#CarePlanning – a Mission From God

house-wvMy wife and I built a house together – the whole house, everything except drilling the well. While building, living and improving it over 5-6 years, we had a running argument about paneling. She hated it and I loved it. It took us several years to figure out that she hated 4×8 sheets of paneling and I loved real wood paneling.  Turns out that we agreed. We had different images associated with paneling. Communication is a bitch in the best of circumstances.

No wonder that a person’s health team struggles to communicate at transitions (between team members, when adding a new team member, between people, offices, and settings) – it’s a perfect tower of Babel. In its simplest form communication is who, what and how.  Who needs to communicate? What do they need to communicate?
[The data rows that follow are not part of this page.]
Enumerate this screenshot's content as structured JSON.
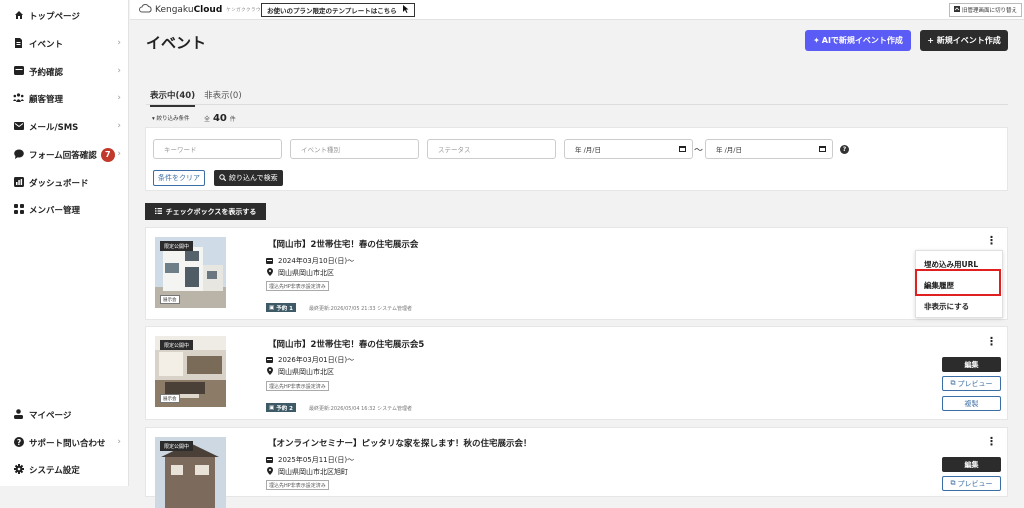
{
  "sidebar": {
    "items": [
      {
        "label": "トップページ",
        "icon": "home-icon",
        "chevron": false
      },
      {
        "label": "イベント",
        "icon": "document-icon",
        "chevron": true
      },
      {
        "label": "予約確認",
        "icon": "list-icon",
        "chevron": true
      },
      {
        "label": "顧客管理",
        "icon": "people-icon",
        "chevron": true
      },
      {
        "label": "メール/SMS",
        "icon": "mail-icon",
        "chevron": true
      },
      {
        "label": "フォーム回答確認",
        "icon": "chat-icon",
        "chevron": true,
        "badge": "7"
      },
      {
        "label": "ダッシュボード",
        "icon": "chart-icon",
        "chevron": false
      },
      {
        "label": "メンバー管理",
        "icon": "grid-icon",
        "chevron": false
      }
    ],
    "bottom": [
      {
        "label": "マイページ",
        "icon": "user-icon",
        "chevron": false
      },
      {
        "label": "サポート問い合わせ",
        "icon": "help-icon",
        "chevron": true
      },
      {
        "label": "システム設定",
        "icon": "gear-icon",
        "chevron": false
      }
    ]
  },
  "topbar": {
    "logo_name_light": "Kengaku",
    "logo_name_bold": "Cloud",
    "logo_tagline": "ケンガククラウド",
    "template_link": "お使いのプラン限定のテンプレートはこちら",
    "switch_label": "旧管理画面に切り替え"
  },
  "page": {
    "title": "イベント",
    "ai_button": "AIで新規イベント作成",
    "new_button": "+ 新規イベント作成"
  },
  "tabs": [
    {
      "label": "表示中(40)",
      "active": true
    },
    {
      "label": "非表示(0)",
      "active": false
    }
  ],
  "filter": {
    "header": "▾ 絞り込み条件",
    "count_prefix": "全",
    "count": "40",
    "count_suffix": "件",
    "keyword_placeholder": "キーワード",
    "type_placeholder": "イベント種別",
    "status_placeholder": "ステータス",
    "date_placeholder": "年 /月/日",
    "range_sep": "〜",
    "clear_button": "条件をクリア",
    "search_button": "絞り込んで検索"
  },
  "checkbox_button": "チェックボックスを表示する",
  "events": [
    {
      "ribbon": "限定公開中",
      "type_tag": "展示会",
      "title": "【岡山市】2世帯住宅！春の住宅展示会",
      "date": "2024年03月10日(日)〜",
      "location": "岡山県岡山市北区",
      "hp_tag": "埋込先HP非表示設定済み",
      "reservations": "予約 1",
      "updated": "最終更新:2026/07/05 21:33 システム管理者"
    },
    {
      "ribbon": "限定公開中",
      "type_tag": "展示会",
      "title": "【岡山市】2世帯住宅！春の住宅展示会5",
      "date": "2026年03月01日(日)〜",
      "location": "岡山県岡山市北区",
      "hp_tag": "埋込先HP非表示設定済み",
      "reservations": "予約 2",
      "updated": "最終更新:2026/05/04 16:32 システム管理者"
    },
    {
      "ribbon": "限定公開中",
      "type_tag": "展示会",
      "title": "【オンラインセミナー】ピッタリな家を探します！秋の住宅展示会！",
      "date": "2025年05月11日(日)〜",
      "location": "岡山県岡山市北区旭町",
      "hp_tag": "埋込先HP非表示設定済み",
      "reservations": "",
      "updated": ""
    }
  ],
  "menu": {
    "embed_url": "埋め込み用URL",
    "history": "編集履歴",
    "hide": "非表示にする"
  },
  "actions": {
    "edit": "編集",
    "preview": "プレビュー",
    "duplicate": "複製"
  },
  "colors": {
    "ai_button": "#5b5bf5",
    "dark": "#2c2c2c",
    "badge": "#c0392b",
    "highlight": "#e02020",
    "link_blue": "#3b6ea5"
  }
}
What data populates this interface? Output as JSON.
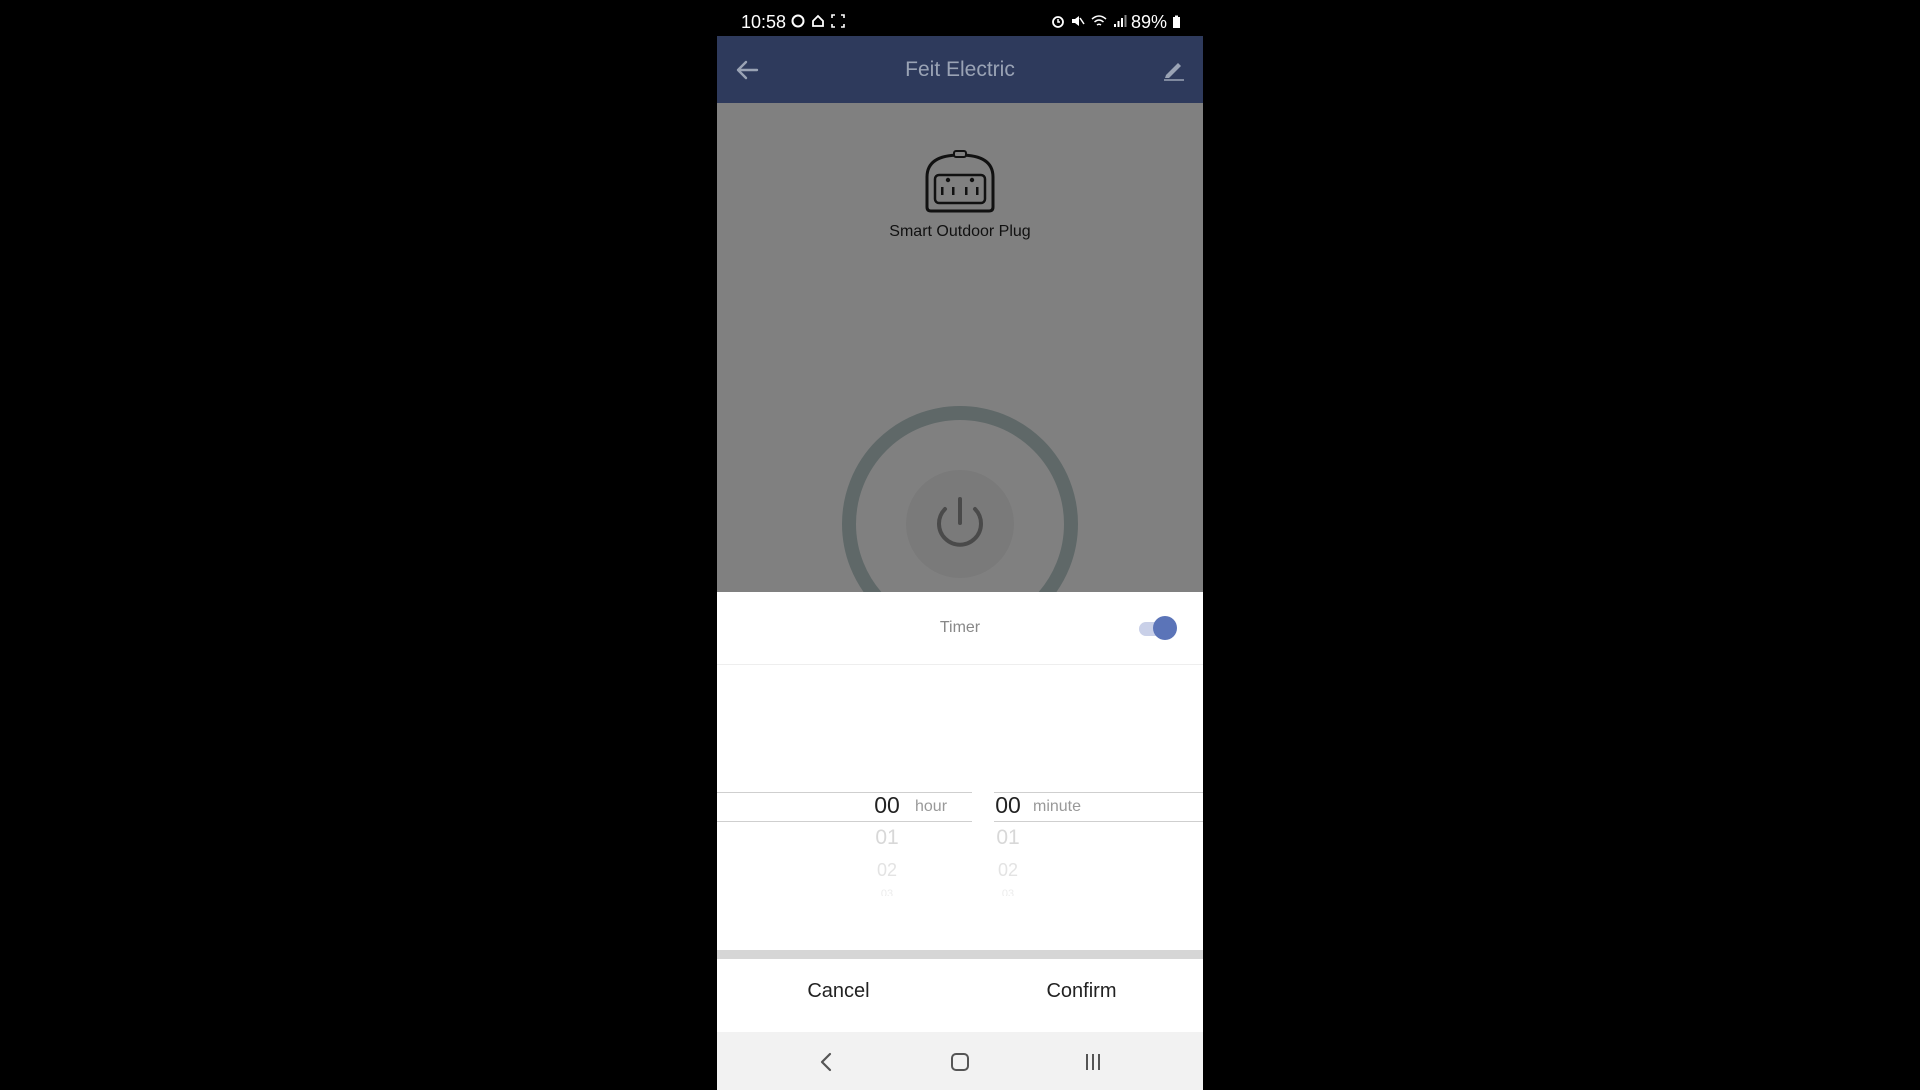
{
  "status_bar": {
    "time": "10:58",
    "battery": "89%"
  },
  "header": {
    "title": "Feit Electric",
    "back_icon": "arrow-left-icon",
    "edit_icon": "pencil-icon"
  },
  "device": {
    "name": "Smart Outdoor Plug",
    "icon": "outdoor-plug-icon",
    "power_icon": "power-icon"
  },
  "timer": {
    "label": "Timer",
    "enabled": true
  },
  "hour_picker": {
    "selected": "00",
    "unit": "hour",
    "options": [
      "01",
      "02",
      "03"
    ]
  },
  "minute_picker": {
    "selected": "00",
    "unit": "minute",
    "options": [
      "01",
      "02",
      "03"
    ]
  },
  "actions": {
    "cancel": "Cancel",
    "confirm": "Confirm"
  },
  "colors": {
    "header_bg": "#2e3a5c",
    "accent": "#5b74b8",
    "overlay": "#808080"
  }
}
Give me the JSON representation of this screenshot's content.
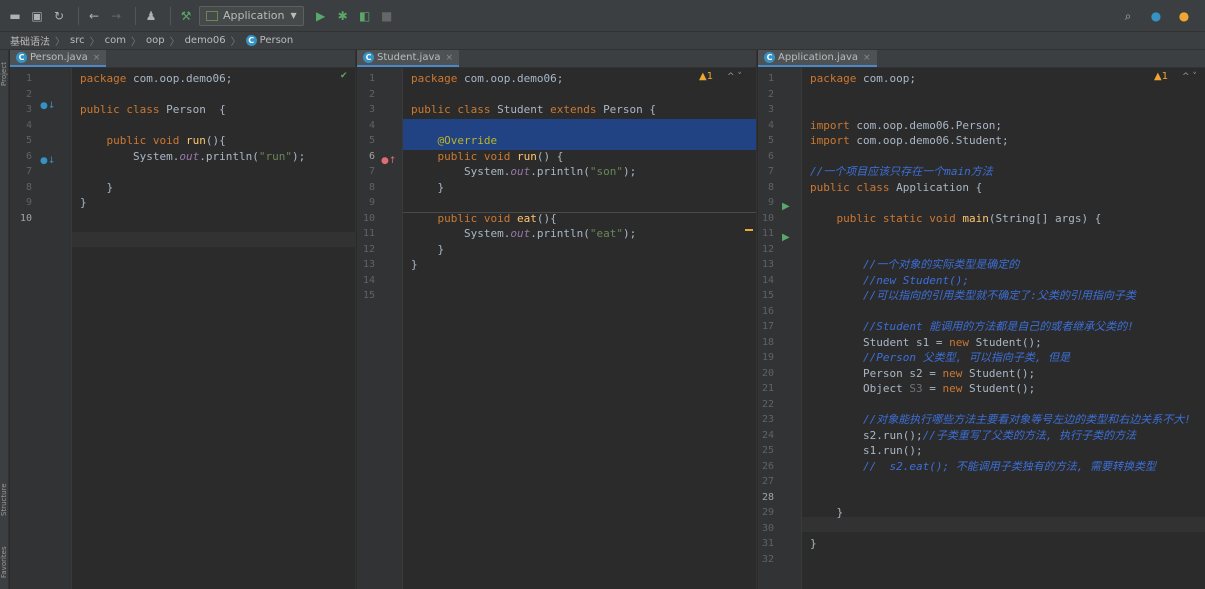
{
  "toolbar": {
    "run_config": "Application"
  },
  "breadcrumb": [
    "基础语法",
    "src",
    "com",
    "oop",
    "demo06",
    "Person"
  ],
  "sidebar": {
    "project": "Project",
    "structure": "Structure",
    "favorites": "Favorites"
  },
  "panes": [
    {
      "tab": "Person.java",
      "line_numbers": [
        "1",
        "2",
        "3",
        "4",
        "5",
        "6",
        "7",
        "8",
        "9",
        "10"
      ],
      "lines": [
        [
          {
            "t": "package ",
            "c": "kw"
          },
          {
            "t": "com.oop.demo06;",
            "c": "pl"
          }
        ],
        [],
        [
          {
            "t": "public class ",
            "c": "kw"
          },
          {
            "t": "Person  {",
            "c": "pl"
          }
        ],
        [],
        [
          {
            "t": "    public void ",
            "c": "kw"
          },
          {
            "t": "run",
            "c": "fn"
          },
          {
            "t": "(){",
            "c": "pl"
          }
        ],
        [
          {
            "t": "        System.",
            "c": "pl"
          },
          {
            "t": "out",
            "c": "it"
          },
          {
            "t": ".println(",
            "c": "pl"
          },
          {
            "t": "\"run\"",
            "c": "str"
          },
          {
            "t": ");",
            "c": "pl"
          }
        ],
        [],
        [
          {
            "t": "    }",
            "c": "pl"
          }
        ],
        [
          {
            "t": "}",
            "c": "pl"
          }
        ],
        []
      ]
    },
    {
      "tab": "Student.java",
      "warning": "▲1",
      "line_numbers": [
        "1",
        "2",
        "3",
        "4",
        "5",
        "6",
        "7",
        "8",
        "9",
        "10",
        "11",
        "12",
        "13",
        "14",
        "15"
      ],
      "lines": [
        [
          {
            "t": "package ",
            "c": "kw"
          },
          {
            "t": "com.oop.demo06;",
            "c": "pl"
          }
        ],
        [],
        [
          {
            "t": "public class ",
            "c": "kw"
          },
          {
            "t": "Student ",
            "c": "pl"
          },
          {
            "t": "extends ",
            "c": "kw"
          },
          {
            "t": "Person {",
            "c": "pl"
          }
        ],
        [],
        [
          {
            "t": "    @Override",
            "c": "ann"
          }
        ],
        [
          {
            "t": "    public void ",
            "c": "kw"
          },
          {
            "t": "run",
            "c": "fn"
          },
          {
            "t": "() {",
            "c": "pl"
          }
        ],
        [
          {
            "t": "        System.",
            "c": "pl"
          },
          {
            "t": "out",
            "c": "it"
          },
          {
            "t": ".println(",
            "c": "pl"
          },
          {
            "t": "\"son\"",
            "c": "str"
          },
          {
            "t": ");",
            "c": "pl"
          }
        ],
        [
          {
            "t": "    }",
            "c": "pl"
          }
        ],
        [],
        [
          {
            "t": "    public void ",
            "c": "kw"
          },
          {
            "t": "eat",
            "c": "fn"
          },
          {
            "t": "(){",
            "c": "pl"
          }
        ],
        [
          {
            "t": "        System.",
            "c": "pl"
          },
          {
            "t": "out",
            "c": "it"
          },
          {
            "t": ".println(",
            "c": "pl"
          },
          {
            "t": "\"eat\"",
            "c": "str"
          },
          {
            "t": ");",
            "c": "pl"
          }
        ],
        [
          {
            "t": "    }",
            "c": "pl"
          }
        ],
        [
          {
            "t": "}",
            "c": "pl"
          }
        ],
        [],
        []
      ]
    },
    {
      "tab": "Application.java",
      "warning": "▲1",
      "line_numbers": [
        "1",
        "2",
        "3",
        "4",
        "5",
        "6",
        "7",
        "8",
        "9",
        "10",
        "11",
        "12",
        "13",
        "14",
        "15",
        "16",
        "17",
        "18",
        "19",
        "20",
        "21",
        "22",
        "23",
        "24",
        "25",
        "26",
        "27",
        "28",
        "29",
        "30",
        "31",
        "32"
      ],
      "lines": [
        [
          {
            "t": "package ",
            "c": "kw"
          },
          {
            "t": "com.oop;",
            "c": "pl"
          }
        ],
        [],
        [],
        [
          {
            "t": "import ",
            "c": "kw"
          },
          {
            "t": "com.oop.demo06.Person;",
            "c": "pl"
          }
        ],
        [
          {
            "t": "import ",
            "c": "kw"
          },
          {
            "t": "com.oop.demo06.Student;",
            "c": "pl"
          }
        ],
        [],
        [
          {
            "t": "//一个项目应该只存在一个main方法",
            "c": "cmb"
          }
        ],
        [
          {
            "t": "public class ",
            "c": "kw"
          },
          {
            "t": "Application {",
            "c": "pl"
          }
        ],
        [],
        [
          {
            "t": "    public static void ",
            "c": "kw"
          },
          {
            "t": "main",
            "c": "fn"
          },
          {
            "t": "(String[] args) {",
            "c": "pl"
          }
        ],
        [],
        [],
        [
          {
            "t": "        //一个对象的实际类型是确定的",
            "c": "cmb"
          }
        ],
        [
          {
            "t": "        //new Student();",
            "c": "cmb"
          }
        ],
        [
          {
            "t": "        //可以指向的引用类型就不确定了:父类的引用指向子类",
            "c": "cmb"
          }
        ],
        [],
        [
          {
            "t": "        //Student 能调用的方法都是自己的或者继承父类的!",
            "c": "cmb"
          }
        ],
        [
          {
            "t": "        Student s1 = ",
            "c": "pl"
          },
          {
            "t": "new ",
            "c": "kw"
          },
          {
            "t": "Student();",
            "c": "pl"
          }
        ],
        [
          {
            "t": "        //Person 父类型, 可以指向子类, 但是",
            "c": "cmb"
          }
        ],
        [
          {
            "t": "        Person s2 = ",
            "c": "pl"
          },
          {
            "t": "new ",
            "c": "kw"
          },
          {
            "t": "Student();",
            "c": "pl"
          }
        ],
        [
          {
            "t": "        Object ",
            "c": "pl"
          },
          {
            "t": "S3",
            "c": "dim"
          },
          {
            "t": " = ",
            "c": "pl"
          },
          {
            "t": "new ",
            "c": "kw"
          },
          {
            "t": "Student();",
            "c": "pl"
          }
        ],
        [],
        [
          {
            "t": "        //对象能执行哪些方法主要看对象等号左边的类型和右边关系不大!",
            "c": "cmb"
          }
        ],
        [
          {
            "t": "        s2.run();",
            "c": "pl"
          },
          {
            "t": "//子类重写了父类的方法, 执行子类的方法",
            "c": "cmb"
          }
        ],
        [
          {
            "t": "        s1.run();",
            "c": "pl"
          }
        ],
        [
          {
            "t": "        //  s2.eat(); 不能调用子类独有的方法, 需要转换类型",
            "c": "cmb"
          }
        ],
        [],
        [],
        [
          {
            "t": "    }",
            "c": "pl"
          }
        ],
        [],
        [
          {
            "t": "}",
            "c": "pl"
          }
        ],
        []
      ]
    }
  ]
}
How will they communicate?

Let’s focus on the what. What are the goals of the person on the health journey? Who’s going to do stuff to get there? When? How will these goals and activities be tracked and shared across time and settings? Continue reading “#CarePlanning – a Mission From God”

Giving Thanks

thanksI’m thankful for my superpower that I shared with my mother, Ruth, and son, Mike – accepting what is.

I’m thankful that I was born a  white straight male to a closeted gay dad, Ruben, and a Holocaust survivor, Ruth – I appreciate that I have first world problems and learned from them that I must act to better the world.

I’m thankful that my best friend is my life partner and care partner – I strive to be equal to her love.

I’m thankful for my extended family, characters all.

I’m thankful for a 40+ year career as a nurse – privileged to serving during people’s most vulnerable moments.

I’m thankful that I was invited to join my grandmother, mother, and son during their end-of-life journeys.

I’m thankful that my grown sons love the strong women they married, revel in fatherhood, and contribute to community well-being – they keep me honest.

I’m thankful for my grandsons – OMG, what can I say?! Continue reading “Giving Thanks”